Pull every line holding the word "JSON" from the data below and copy it.

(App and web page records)
== Segment start ==
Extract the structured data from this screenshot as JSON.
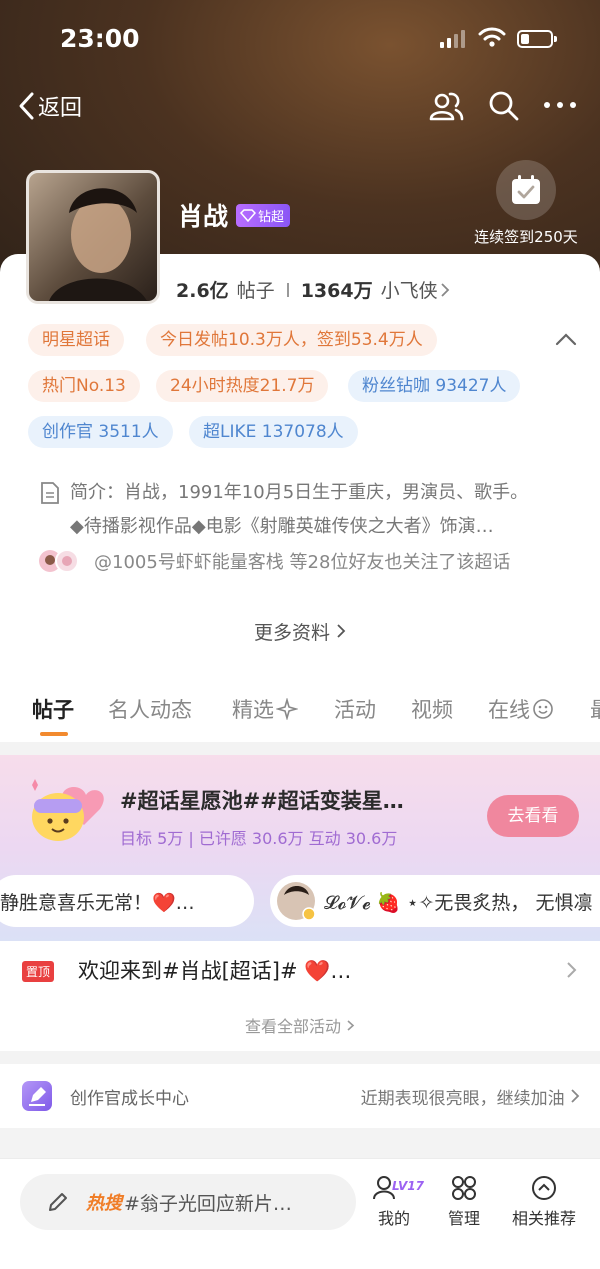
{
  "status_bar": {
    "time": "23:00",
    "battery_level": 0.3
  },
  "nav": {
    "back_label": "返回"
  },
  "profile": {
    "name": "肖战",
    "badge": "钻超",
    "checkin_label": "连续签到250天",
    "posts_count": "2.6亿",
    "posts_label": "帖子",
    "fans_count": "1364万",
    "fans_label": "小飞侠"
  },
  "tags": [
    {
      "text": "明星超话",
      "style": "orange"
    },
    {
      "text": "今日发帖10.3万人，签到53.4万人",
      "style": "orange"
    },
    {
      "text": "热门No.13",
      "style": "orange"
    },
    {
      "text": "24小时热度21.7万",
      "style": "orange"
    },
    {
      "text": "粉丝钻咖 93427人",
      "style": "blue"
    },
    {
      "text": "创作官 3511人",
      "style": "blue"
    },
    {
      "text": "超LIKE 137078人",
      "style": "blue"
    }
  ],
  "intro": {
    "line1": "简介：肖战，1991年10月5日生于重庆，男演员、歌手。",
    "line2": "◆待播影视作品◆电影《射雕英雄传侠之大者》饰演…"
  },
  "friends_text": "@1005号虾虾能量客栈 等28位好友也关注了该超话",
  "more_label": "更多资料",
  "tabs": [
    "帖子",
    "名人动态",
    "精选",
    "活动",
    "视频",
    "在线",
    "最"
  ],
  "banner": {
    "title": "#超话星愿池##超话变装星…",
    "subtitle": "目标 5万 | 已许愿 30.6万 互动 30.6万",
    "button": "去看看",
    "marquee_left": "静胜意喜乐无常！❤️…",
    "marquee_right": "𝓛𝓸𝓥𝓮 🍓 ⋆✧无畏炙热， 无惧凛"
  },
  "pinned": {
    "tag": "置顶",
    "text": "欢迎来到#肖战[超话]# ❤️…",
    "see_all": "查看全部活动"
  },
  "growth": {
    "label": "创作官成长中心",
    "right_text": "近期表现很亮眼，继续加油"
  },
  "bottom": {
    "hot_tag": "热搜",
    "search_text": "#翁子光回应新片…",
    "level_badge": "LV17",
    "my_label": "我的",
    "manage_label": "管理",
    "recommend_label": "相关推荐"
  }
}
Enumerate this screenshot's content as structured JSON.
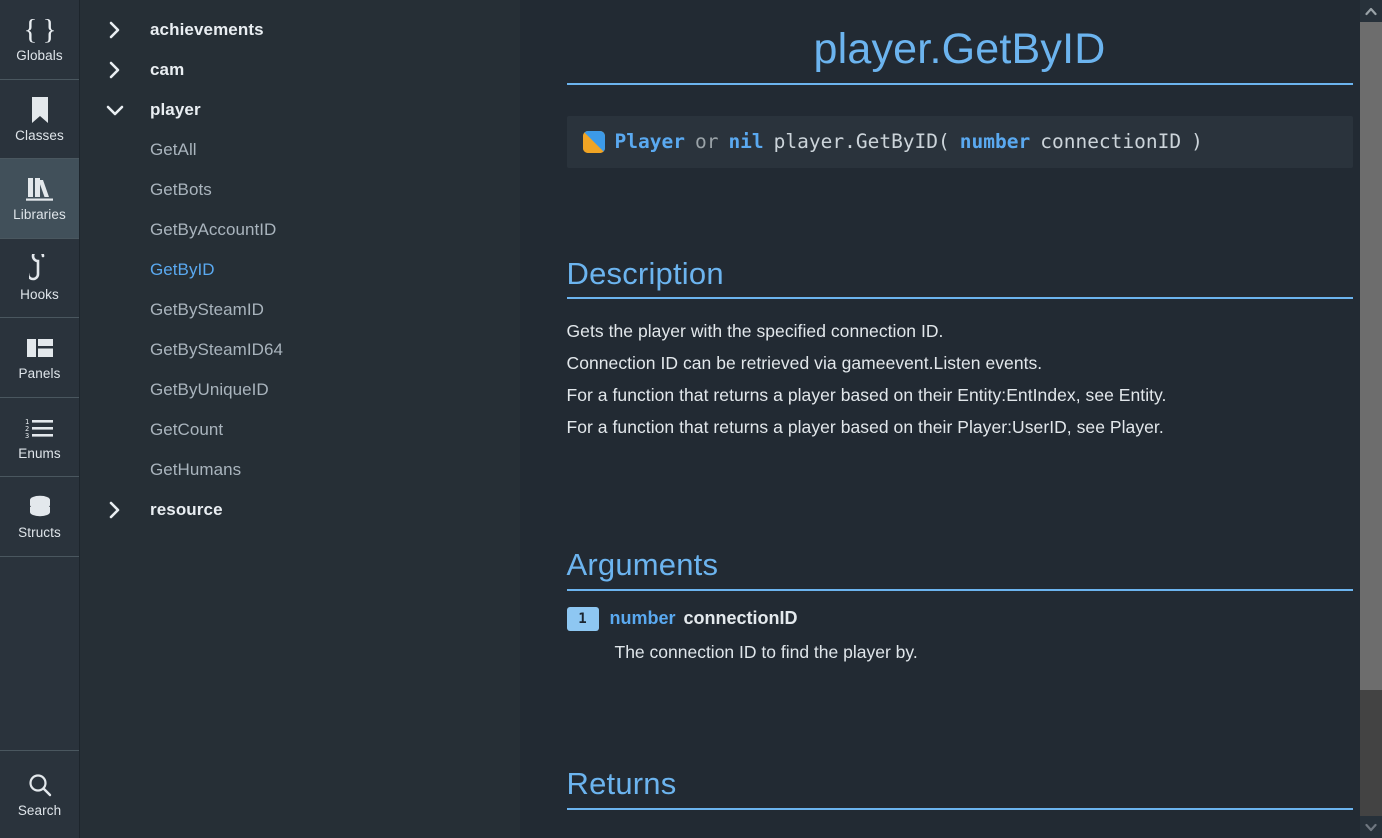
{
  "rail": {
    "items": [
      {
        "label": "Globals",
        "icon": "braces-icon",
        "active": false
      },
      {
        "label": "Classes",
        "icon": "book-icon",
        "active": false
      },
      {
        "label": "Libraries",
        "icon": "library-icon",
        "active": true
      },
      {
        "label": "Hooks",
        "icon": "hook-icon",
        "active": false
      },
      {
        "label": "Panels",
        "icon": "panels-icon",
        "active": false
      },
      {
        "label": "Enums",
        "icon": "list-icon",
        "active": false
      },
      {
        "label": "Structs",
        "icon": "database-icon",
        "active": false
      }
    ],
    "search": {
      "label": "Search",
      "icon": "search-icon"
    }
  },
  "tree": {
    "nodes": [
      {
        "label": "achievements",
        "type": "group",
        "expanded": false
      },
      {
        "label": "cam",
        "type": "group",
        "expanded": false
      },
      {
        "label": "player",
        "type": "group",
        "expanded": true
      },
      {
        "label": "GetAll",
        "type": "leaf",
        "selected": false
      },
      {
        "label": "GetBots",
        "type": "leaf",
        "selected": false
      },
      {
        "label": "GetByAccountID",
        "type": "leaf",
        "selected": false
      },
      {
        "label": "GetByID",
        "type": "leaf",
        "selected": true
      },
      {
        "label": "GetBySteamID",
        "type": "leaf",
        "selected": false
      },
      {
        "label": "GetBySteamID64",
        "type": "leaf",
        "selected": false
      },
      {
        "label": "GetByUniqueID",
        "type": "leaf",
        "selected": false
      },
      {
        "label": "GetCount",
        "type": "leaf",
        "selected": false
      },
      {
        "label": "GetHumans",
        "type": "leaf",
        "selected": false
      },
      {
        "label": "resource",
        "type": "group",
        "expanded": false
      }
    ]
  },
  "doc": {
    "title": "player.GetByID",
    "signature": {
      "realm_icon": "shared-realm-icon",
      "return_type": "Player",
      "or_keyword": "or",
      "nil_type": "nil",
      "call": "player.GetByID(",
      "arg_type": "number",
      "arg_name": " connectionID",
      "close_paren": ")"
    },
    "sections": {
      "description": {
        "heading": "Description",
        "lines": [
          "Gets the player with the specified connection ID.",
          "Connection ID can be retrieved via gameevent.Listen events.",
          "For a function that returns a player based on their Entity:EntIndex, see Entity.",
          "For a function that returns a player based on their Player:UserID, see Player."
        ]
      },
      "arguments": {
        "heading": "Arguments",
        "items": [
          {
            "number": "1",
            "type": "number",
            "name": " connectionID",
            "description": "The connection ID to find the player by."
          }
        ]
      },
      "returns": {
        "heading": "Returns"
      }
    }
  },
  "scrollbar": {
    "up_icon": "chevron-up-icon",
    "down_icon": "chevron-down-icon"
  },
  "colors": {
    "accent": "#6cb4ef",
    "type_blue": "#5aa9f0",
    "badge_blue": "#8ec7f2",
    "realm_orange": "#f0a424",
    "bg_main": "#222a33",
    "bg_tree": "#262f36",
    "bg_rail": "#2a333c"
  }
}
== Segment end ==
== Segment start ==
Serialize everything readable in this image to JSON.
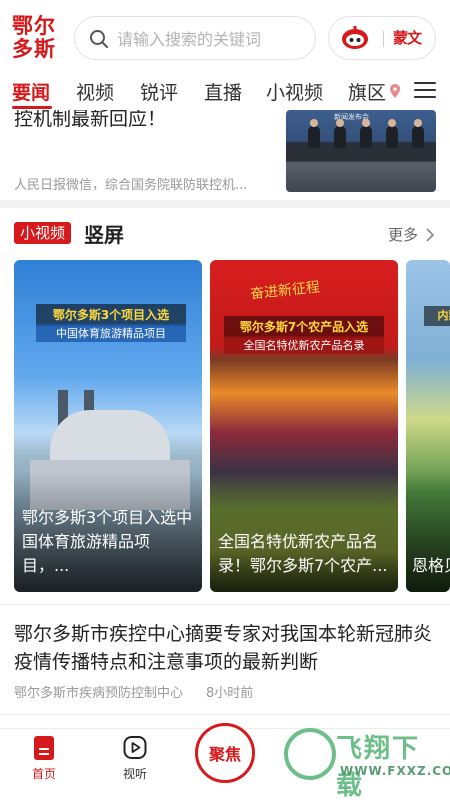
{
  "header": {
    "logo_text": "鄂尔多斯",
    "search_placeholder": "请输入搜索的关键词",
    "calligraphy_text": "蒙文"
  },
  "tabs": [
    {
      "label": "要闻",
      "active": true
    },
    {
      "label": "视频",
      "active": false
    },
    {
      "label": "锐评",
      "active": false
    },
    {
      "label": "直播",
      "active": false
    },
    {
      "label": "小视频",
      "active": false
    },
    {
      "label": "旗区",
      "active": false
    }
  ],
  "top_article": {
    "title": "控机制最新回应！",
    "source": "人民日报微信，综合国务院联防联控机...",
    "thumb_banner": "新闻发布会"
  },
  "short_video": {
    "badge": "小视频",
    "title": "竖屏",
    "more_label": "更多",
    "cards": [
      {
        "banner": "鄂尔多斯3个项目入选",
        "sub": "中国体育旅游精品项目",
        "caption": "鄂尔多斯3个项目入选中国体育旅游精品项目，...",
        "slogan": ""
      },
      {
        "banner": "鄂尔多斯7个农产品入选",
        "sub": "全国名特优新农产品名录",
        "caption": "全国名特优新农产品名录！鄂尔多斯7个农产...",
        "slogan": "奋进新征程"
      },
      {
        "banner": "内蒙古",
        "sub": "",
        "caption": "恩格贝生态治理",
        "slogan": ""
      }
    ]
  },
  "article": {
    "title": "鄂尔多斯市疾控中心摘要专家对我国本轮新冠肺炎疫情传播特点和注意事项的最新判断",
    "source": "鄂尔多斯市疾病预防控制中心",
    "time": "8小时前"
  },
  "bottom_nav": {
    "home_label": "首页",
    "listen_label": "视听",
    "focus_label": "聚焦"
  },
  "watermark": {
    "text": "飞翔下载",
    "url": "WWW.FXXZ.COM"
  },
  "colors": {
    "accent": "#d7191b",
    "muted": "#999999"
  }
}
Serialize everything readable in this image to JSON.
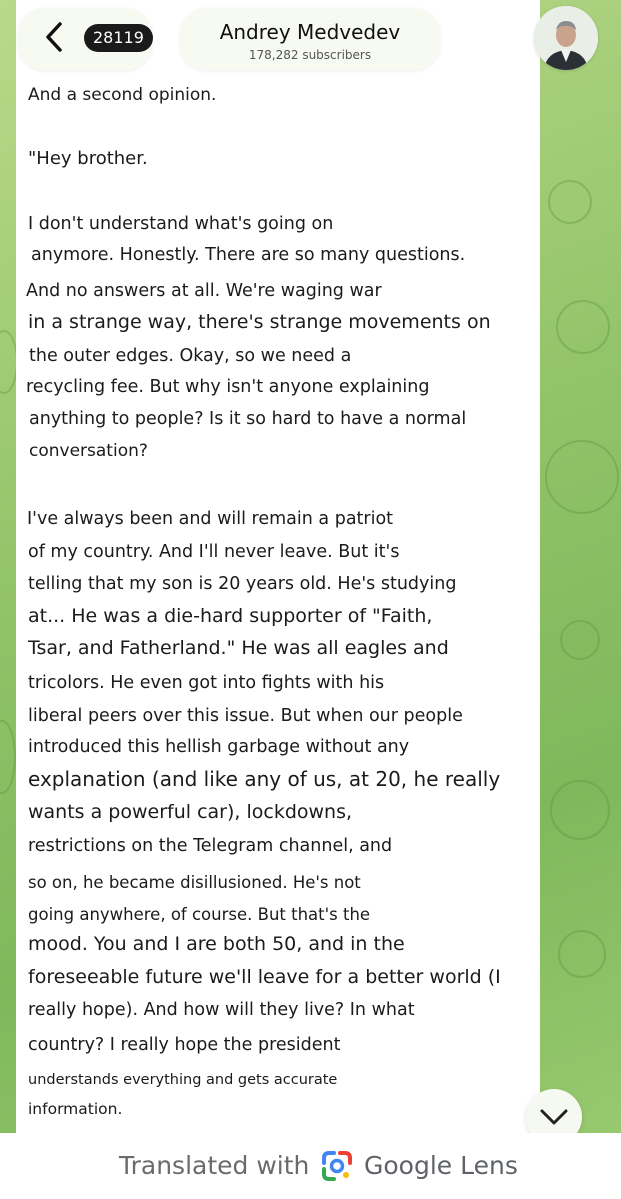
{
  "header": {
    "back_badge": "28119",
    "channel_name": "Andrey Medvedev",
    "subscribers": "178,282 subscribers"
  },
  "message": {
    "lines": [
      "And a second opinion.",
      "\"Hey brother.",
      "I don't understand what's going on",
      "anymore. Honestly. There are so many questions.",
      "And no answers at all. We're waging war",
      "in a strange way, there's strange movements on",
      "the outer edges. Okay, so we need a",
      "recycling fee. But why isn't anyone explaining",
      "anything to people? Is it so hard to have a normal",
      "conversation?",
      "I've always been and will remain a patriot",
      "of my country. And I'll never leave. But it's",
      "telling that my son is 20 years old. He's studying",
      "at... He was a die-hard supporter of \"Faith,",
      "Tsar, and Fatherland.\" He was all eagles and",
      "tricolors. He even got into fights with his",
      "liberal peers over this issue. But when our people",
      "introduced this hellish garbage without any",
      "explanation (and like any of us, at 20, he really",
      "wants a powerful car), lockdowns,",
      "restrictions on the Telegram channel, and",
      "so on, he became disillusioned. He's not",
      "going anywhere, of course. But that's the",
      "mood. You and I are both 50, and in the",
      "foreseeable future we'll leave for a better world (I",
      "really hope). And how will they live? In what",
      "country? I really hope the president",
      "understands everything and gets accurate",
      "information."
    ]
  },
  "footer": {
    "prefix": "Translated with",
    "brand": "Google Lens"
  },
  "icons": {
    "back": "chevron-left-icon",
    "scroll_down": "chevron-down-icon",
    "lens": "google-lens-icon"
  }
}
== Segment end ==
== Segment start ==
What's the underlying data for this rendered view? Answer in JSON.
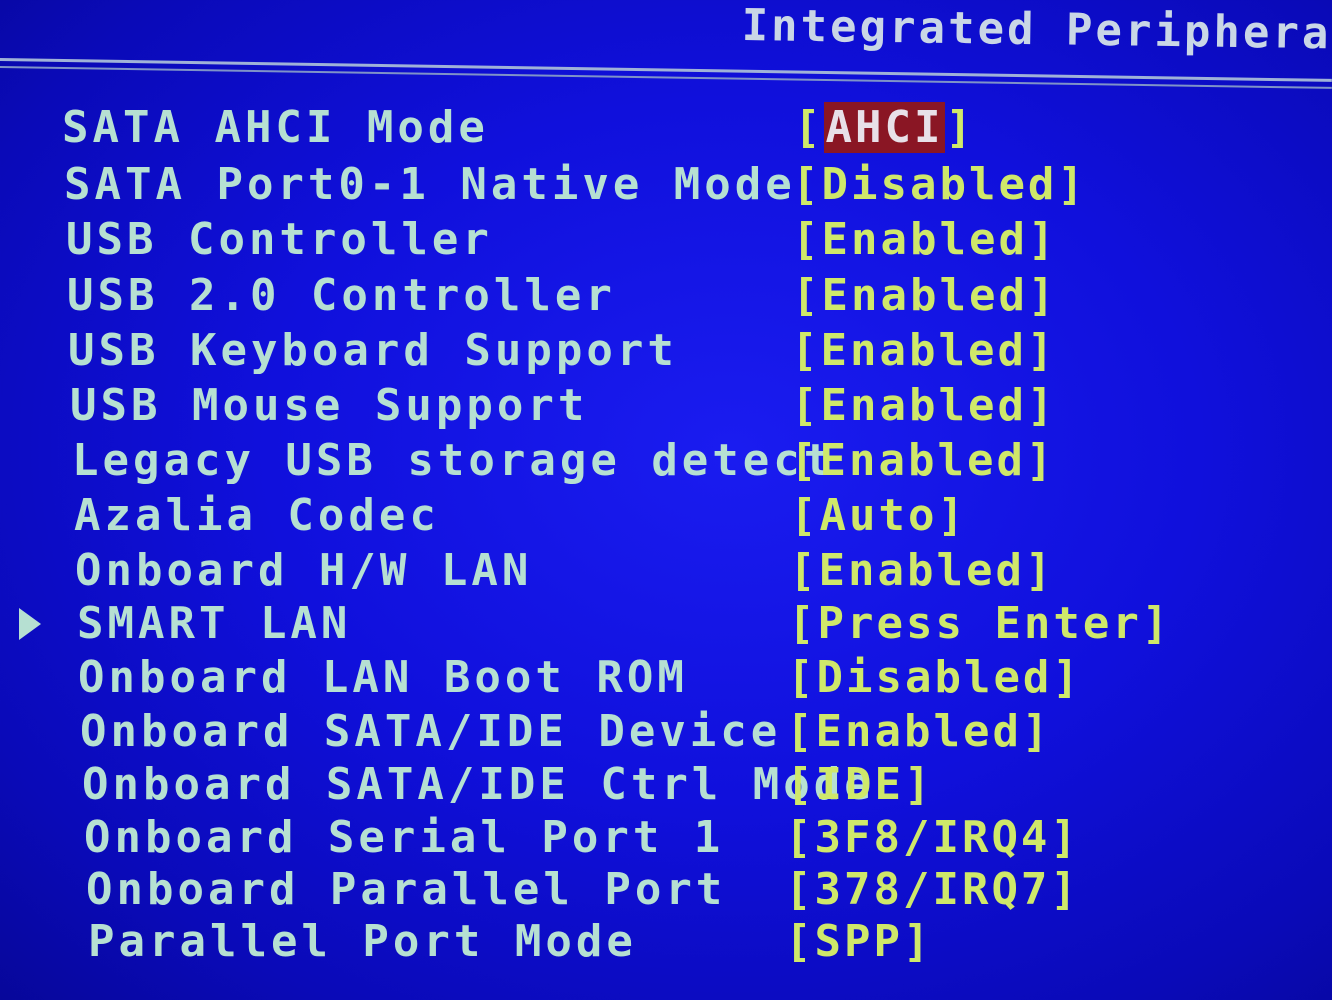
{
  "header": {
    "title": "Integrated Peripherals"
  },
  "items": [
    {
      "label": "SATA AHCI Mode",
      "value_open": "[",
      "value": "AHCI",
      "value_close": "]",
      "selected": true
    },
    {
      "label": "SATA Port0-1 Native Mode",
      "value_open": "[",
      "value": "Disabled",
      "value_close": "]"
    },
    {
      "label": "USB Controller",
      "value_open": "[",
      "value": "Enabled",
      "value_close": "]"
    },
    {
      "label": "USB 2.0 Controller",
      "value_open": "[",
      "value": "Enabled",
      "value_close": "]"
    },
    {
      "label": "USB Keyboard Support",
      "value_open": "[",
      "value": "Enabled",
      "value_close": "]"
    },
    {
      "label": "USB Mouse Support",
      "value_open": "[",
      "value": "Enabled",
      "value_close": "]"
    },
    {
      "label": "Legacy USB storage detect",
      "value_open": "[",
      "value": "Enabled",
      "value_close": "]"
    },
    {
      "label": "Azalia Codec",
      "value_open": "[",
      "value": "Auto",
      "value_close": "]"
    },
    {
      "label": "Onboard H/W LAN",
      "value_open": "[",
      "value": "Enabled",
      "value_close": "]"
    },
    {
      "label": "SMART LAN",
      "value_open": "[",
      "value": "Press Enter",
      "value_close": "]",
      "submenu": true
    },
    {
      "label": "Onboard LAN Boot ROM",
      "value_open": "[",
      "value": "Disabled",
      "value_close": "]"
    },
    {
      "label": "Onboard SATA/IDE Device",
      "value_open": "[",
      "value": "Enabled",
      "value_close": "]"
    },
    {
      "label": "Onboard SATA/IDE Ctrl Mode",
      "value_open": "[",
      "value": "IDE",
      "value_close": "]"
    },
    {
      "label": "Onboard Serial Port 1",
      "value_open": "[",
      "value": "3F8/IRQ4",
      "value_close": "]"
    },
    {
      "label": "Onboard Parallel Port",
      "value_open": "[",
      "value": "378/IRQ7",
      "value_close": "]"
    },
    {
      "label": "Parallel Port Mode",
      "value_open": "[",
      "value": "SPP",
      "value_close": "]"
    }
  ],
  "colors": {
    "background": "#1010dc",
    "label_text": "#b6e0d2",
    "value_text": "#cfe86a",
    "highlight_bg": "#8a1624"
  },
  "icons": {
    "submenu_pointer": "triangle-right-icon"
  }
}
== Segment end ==
**Exercise output:**
Extract the structured data from this screenshot as JSON.
Enumerate this screenshot's content as structured JSON.
Serialize everything readable in this image to JSON.
Serialize everything readable in this image to JSON.
What's the underlying data for this rendered view? Answer in JSON.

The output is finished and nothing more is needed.